Issue 4: Ignoring stable diffusion. Stable diffusion in data encryption is like the secret ingredient in your grandma's famous cookie recipe. Without it, the cookies just aren't the same. In encryption, stable diffusion ensures that even small changes in your data lead to big changes in your encrypted output, making it harder for anyone to crack your code.

Issue 5: Not testing your encryption. You wouldn't drive a car without testing the brakes, would you? The same goes for encryption. Regular testing helps you catch any issues before they become problems.

So there you have it. Avoid these common pitfalls and you're well on your way to mastering stable diffusion in data encryption. Now, who's ready for some encrypted cookies?

Data encryption standards and regulations

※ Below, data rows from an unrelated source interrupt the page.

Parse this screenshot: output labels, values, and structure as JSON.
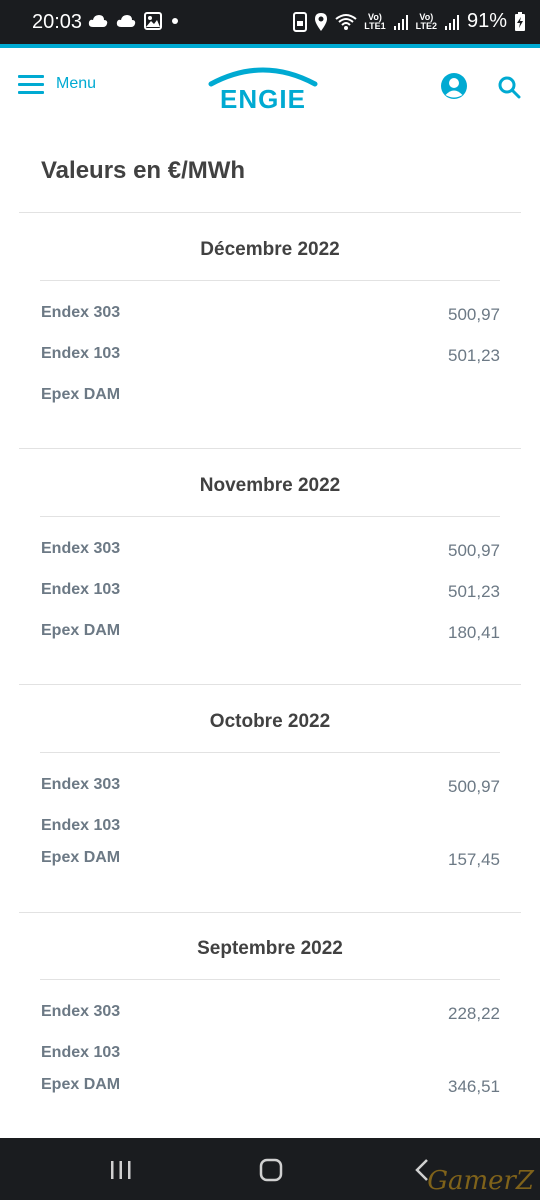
{
  "status_bar": {
    "time": "20:03",
    "lte1": "LTE1",
    "lte2": "LTE2",
    "volte": "Vo)",
    "battery": "91%",
    "icons_left": [
      "cloud-icon",
      "cloud-icon",
      "image-icon",
      "dot-icon"
    ],
    "icons_right": [
      "notification-lock-icon",
      "location-icon",
      "wifi-icon",
      "signal-icon",
      "signal-icon",
      "battery-icon"
    ]
  },
  "header": {
    "menu_label": "Menu",
    "logo_text": "ENGIE",
    "accent_color": "#00aad2"
  },
  "page": {
    "title": "Valeurs en €/MWh"
  },
  "months": [
    {
      "title": "Décembre 2022",
      "rows": [
        {
          "label": "Endex 303",
          "value": "500,97"
        },
        {
          "label": "Endex 103",
          "value": "501,23"
        },
        {
          "label": "Epex DAM",
          "value": ""
        }
      ]
    },
    {
      "title": "Novembre 2022",
      "rows": [
        {
          "label": "Endex 303",
          "value": "500,97"
        },
        {
          "label": "Endex 103",
          "value": "501,23"
        },
        {
          "label": "Epex DAM",
          "value": "180,41"
        }
      ]
    },
    {
      "title": "Octobre 2022",
      "rows": [
        {
          "label": "Endex 303",
          "value": "500,97"
        },
        {
          "label": "Endex 103",
          "value": ""
        },
        {
          "label": "Epex DAM",
          "value": "157,45"
        }
      ]
    },
    {
      "title": "Septembre 2022",
      "rows": [
        {
          "label": "Endex 303",
          "value": "228,22"
        },
        {
          "label": "Endex 103",
          "value": ""
        },
        {
          "label": "Epex DAM",
          "value": "346,51"
        }
      ]
    }
  ],
  "nav_bar": {
    "watermark": "GamerZ"
  }
}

Just like a game of soccer has rules to follow, so does data encryption. These rules, also known as standards and regulations, help keep the game fair and ensure everyone's playing on the same field. Let's look at some of the big players in the world of data encryption standards and regulations.

1. Advanced Encryption Standard (AES): AES is like the superstar of data encryption. It's used worldwide and endorsed by the U.S. government. It's known for its strong security and efficient performance. AES uses a block cipher method, where data is divided into blocks and each block is encrypted. This is where stable diffusion in data encryption comes into play, ensuring that even tiny changes in a block result in a totally different encrypted output.

2. Data Encryption Standard (DES): DES is the predecessor to AES. It's like the grandparent of encryption standards. While it's not as strong or as fast as AES, it laid the groundwork for modern encryption methods and taught us the importance of stable diffusion.

3. Secure Sockets Layer (SSL) and Transport Layer Security (TLS): SSL and TLS are like the security guards of the internet. They protect data as it moves from one place to another, like when you're shopping online or checking your email. They use a mix of symmetric (like AES) and asymmetric encryption to keep data safe.

4. General Data Protection Regulation (GDPR): GDPR is a set of rules from the European Union that protects personal data. It's like the constitution for data privacy. It doesn't specify encryption methods, but it does require businesses to protect personal data, and encryption is one of the best ways to do that.

5. Health Insurance Portability and Accountability Act (HIPAA): HIPAA is a U.S. law that protects medical information. It's like the privacy shield for your health data. Like GDPR, it doesn't mandate specific encryption methods, but it does require data to be protected, making encryption a key player.

These are just a few of the rules in the game of data encryption. By following these standards and regulations, you can help keep your data safe and secure. And remember, stable diffusion in data encryption is like your star player, helping you win the game!

If you're looking to further enhance your knowledge on data encryption and security, we recommend checking out the workshop 'Navigating Life VI' by Rabih Salloum. This workshop will provide you with valuable insights and technical expertise to help you better understand the intricacies of stable diffusion and security in data encryption.